What needs to be done
What is needed here is every record, retyped without any change.

>>>

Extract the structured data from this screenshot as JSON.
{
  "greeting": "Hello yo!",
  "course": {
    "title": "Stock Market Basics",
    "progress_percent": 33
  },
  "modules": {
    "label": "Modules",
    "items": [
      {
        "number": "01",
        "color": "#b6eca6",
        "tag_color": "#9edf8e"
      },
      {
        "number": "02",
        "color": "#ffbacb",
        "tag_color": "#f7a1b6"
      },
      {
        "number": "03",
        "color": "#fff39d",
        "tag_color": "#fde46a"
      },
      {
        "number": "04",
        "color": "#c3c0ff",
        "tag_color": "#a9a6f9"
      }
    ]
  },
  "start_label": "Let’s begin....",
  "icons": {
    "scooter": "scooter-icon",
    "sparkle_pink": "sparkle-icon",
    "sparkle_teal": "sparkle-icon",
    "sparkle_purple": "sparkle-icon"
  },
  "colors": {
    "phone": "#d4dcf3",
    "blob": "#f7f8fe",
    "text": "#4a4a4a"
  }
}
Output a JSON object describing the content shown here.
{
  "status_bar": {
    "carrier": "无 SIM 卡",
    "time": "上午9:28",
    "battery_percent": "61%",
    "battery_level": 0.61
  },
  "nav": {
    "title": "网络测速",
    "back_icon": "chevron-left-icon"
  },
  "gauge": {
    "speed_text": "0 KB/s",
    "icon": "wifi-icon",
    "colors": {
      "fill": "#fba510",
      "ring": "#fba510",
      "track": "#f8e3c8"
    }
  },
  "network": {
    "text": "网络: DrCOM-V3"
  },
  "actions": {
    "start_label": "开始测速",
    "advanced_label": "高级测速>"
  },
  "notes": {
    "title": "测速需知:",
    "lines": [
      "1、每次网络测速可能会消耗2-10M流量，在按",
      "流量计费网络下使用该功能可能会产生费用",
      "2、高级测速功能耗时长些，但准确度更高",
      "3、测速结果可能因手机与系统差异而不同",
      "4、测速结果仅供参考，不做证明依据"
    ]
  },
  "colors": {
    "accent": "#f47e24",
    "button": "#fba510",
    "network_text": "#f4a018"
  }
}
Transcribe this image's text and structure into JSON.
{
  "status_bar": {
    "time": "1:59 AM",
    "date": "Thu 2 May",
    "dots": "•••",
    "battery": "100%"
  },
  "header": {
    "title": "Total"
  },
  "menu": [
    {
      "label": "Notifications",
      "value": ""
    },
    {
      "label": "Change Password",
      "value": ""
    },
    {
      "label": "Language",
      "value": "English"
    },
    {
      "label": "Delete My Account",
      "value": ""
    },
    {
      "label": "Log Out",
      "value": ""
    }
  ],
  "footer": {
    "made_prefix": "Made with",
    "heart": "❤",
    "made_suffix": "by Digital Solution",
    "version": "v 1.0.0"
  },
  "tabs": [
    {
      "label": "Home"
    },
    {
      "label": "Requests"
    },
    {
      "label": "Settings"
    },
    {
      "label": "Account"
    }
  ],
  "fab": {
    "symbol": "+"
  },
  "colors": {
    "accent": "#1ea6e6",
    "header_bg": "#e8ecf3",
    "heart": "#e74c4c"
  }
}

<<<

Exercise output
Extract the structured data from this screenshot as JSON.
{
  "greeting": "Hello yo!",
  "course": {
    "title": "Stock Market Basics",
    "progress_percent": 33
  },
  "modules": {
    "label": "Modules",
    "items": [
      {
        "number": "01",
        "color": "#b6eca6",
        "tag_color": "#9edf8e"
      },
      {
        "number": "02",
        "color": "#ffbacb",
        "tag_color": "#f7a1b6"
      },
      {
        "number": "03",
        "color": "#fff39d",
        "tag_color": "#fde46a"
      },
      {
        "number": "04",
        "color": "#c3c0ff",
        "tag_color": "#a9a6f9"
      }
    ]
  },
  "start_label": "Let’s begin....",
  "icons": {
    "scooter": "scooter-icon",
    "sparkle_pink": "sparkle-icon",
    "sparkle_teal": "sparkle-icon",
    "sparkle_purple": "sparkle-icon"
  },
  "colors": {
    "phone": "#d4dcf3",
    "blob": "#f7f8fe",
    "text": "#4a4a4a"
  }
}
Output a JSON object describing the content shown here.
{
  "status_bar": {
    "carrier": "无 SIM 卡",
    "time": "上午9:28",
    "battery_percent": "61%",
    "battery_level": 0.61
  },
  "nav": {
    "title": "网络测速",
    "back_icon": "chevron-left-icon"
  },
  "gauge": {
    "speed_text": "0 KB/s",
    "icon": "wifi-icon",
    "colors": {
      "fill": "#fba510",
      "ring": "#fba510",
      "track": "#f8e3c8"
    }
  },
  "network": {
    "text": "网络: DrCOM-V3"
  },
  "actions": {
    "start_label": "开始测速",
    "advanced_label": "高级测速>"
  },
  "notes": {
    "title": "测速需知:",
    "lines": [
      "1、每次网络测速可能会消耗2-10M流量，在按",
      "流量计费网络下使用该功能可能会产生费用",
      "2、高级测速功能耗时长些，但准确度更高",
      "3、测速结果可能因手机与系统差异而不同",
      "4、测速结果仅供参考，不做证明依据"
    ]
  },
  "colors": {
    "accent": "#f47e24",
    "button": "#fba510",
    "network_text": "#f4a018"
  }
}
Transcribe this image's text and structure into JSON.
{
  "status_bar": {
    "time": "1:59 AM",
    "date": "Thu 2 May",
    "dots": "•••",
    "battery": "100%"
  },
  "header": {
    "title": "Total"
  },
  "menu": [
    {
      "label": "Notifications",
      "value": ""
    },
    {
      "label": "Change Password",
      "value": ""
    },
    {
      "label": "Language",
      "value": "English"
    },
    {
      "label": "Delete My Account",
      "value": ""
    },
    {
      "label": "Log Out",
      "value": ""
    }
  ],
  "footer": {
    "made_prefix": "Made with",
    "heart": "❤",
    "made_suffix": "by Digital Solution",
    "version": "v 1.0.0"
  },
  "tabs": [
    {
      "label": "Home"
    },
    {
      "label": "Requests"
    },
    {
      "label": "Settings"
    },
    {
      "label": "Account"
    }
  ],
  "fab": {
    "symbol": "+"
  },
  "colors": {
    "accent": "#1ea6e6",
    "header_bg": "#e8ecf3",
    "heart": "#e74c4c"
  }
}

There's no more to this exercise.